**Exercise brief:** The entries below are to be repeated exactly as they stand.
**********
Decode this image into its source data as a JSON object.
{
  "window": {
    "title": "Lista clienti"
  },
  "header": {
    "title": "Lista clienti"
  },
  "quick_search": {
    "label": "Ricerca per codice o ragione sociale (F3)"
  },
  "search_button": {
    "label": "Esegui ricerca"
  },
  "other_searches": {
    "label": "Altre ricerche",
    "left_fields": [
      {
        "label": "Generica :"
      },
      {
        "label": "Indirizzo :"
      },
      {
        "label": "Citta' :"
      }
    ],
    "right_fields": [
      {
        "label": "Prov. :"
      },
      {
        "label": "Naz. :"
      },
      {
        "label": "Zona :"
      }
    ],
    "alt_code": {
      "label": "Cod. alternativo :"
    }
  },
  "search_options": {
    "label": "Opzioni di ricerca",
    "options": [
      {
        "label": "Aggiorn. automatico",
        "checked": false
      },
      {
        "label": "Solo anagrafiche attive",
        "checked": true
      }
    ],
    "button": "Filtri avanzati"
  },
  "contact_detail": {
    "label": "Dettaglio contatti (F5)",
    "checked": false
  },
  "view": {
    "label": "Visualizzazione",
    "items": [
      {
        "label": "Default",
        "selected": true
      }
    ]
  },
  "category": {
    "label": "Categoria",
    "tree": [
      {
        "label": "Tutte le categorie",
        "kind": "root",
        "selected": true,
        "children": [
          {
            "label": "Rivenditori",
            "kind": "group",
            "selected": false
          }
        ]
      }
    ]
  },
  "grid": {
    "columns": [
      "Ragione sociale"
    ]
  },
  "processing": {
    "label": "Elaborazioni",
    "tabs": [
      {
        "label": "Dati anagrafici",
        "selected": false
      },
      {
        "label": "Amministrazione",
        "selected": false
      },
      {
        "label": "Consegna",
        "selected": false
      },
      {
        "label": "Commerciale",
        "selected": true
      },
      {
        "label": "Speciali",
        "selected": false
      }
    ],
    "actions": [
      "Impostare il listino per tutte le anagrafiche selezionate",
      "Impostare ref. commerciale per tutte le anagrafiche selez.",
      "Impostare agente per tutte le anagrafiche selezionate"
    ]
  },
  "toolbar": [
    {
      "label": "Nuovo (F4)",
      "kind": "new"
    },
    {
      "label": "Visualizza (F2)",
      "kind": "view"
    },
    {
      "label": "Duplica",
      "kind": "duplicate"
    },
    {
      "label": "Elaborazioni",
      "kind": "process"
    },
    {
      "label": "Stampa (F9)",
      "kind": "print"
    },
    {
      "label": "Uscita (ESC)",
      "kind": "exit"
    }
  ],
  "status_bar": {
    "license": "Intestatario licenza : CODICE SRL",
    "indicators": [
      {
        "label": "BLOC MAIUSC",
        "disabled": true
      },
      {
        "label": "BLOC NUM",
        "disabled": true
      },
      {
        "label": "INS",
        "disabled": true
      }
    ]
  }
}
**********
**Problem solution:**
Decode this image into its source data as a JSON object.
{
  "window": {
    "title": "Lista clienti"
  },
  "header": {
    "title": "Lista clienti"
  },
  "quick_search": {
    "label": "Ricerca per codice o ragione sociale (F3)"
  },
  "search_button": {
    "label": "Esegui ricerca"
  },
  "other_searches": {
    "label": "Altre ricerche",
    "left_fields": [
      {
        "label": "Generica :"
      },
      {
        "label": "Indirizzo :"
      },
      {
        "label": "Citta' :"
      }
    ],
    "right_fields": [
      {
        "label": "Prov. :"
      },
      {
        "label": "Naz. :"
      },
      {
        "label": "Zona :"
      }
    ],
    "alt_code": {
      "label": "Cod. alternativo :"
    }
  },
  "search_options": {
    "label": "Opzioni di ricerca",
    "options": [
      {
        "label": "Aggiorn. automatico",
        "checked": false
      },
      {
        "label": "Solo anagrafiche attive",
        "checked": true
      }
    ],
    "button": "Filtri avanzati"
  },
  "contact_detail": {
    "label": "Dettaglio contatti (F5)",
    "checked": false
  },
  "view": {
    "label": "Visualizzazione",
    "items": [
      {
        "label": "Default",
        "selected": true
      }
    ]
  },
  "category": {
    "label": "Categoria",
    "tree": [
      {
        "label": "Tutte le categorie",
        "kind": "root",
        "selected": true,
        "children": [
          {
            "label": "Rivenditori",
            "kind": "group",
            "selected": false
          }
        ]
      }
    ]
  },
  "grid": {
    "columns": [
      "Ragione sociale"
    ]
  },
  "processing": {
    "label": "Elaborazioni",
    "tabs": [
      {
        "label": "Dati anagrafici",
        "selected": false
      },
      {
        "label": "Amministrazione",
        "selected": false
      },
      {
        "label": "Consegna",
        "selected": false
      },
      {
        "label": "Commerciale",
        "selected": true
      },
      {
        "label": "Speciali",
        "selected": false
      }
    ],
    "actions": [
      "Impostare il listino per tutte le anagrafiche selezionate",
      "Impostare ref. commerciale per tutte le anagrafiche selez.",
      "Impostare agente per tutte le anagrafiche selezionate"
    ]
  },
  "toolbar": [
    {
      "label": "Nuovo (F4)",
      "kind": "new"
    },
    {
      "label": "Visualizza (F2)",
      "kind": "view"
    },
    {
      "label": "Duplica",
      "kind": "duplicate"
    },
    {
      "label": "Elaborazioni",
      "kind": "process"
    },
    {
      "label": "Stampa (F9)",
      "kind": "print"
    },
    {
      "label": "Uscita (ESC)",
      "kind": "exit"
    }
  ],
  "status_bar": {
    "license": "Intestatario licenza : CODICE SRL",
    "indicators": [
      {
        "label": "BLOC MAIUSC",
        "disabled": true
      },
      {
        "label": "BLOC NUM",
        "disabled": true
      },
      {
        "label": "INS",
        "disabled": true
      }
    ]
  }
}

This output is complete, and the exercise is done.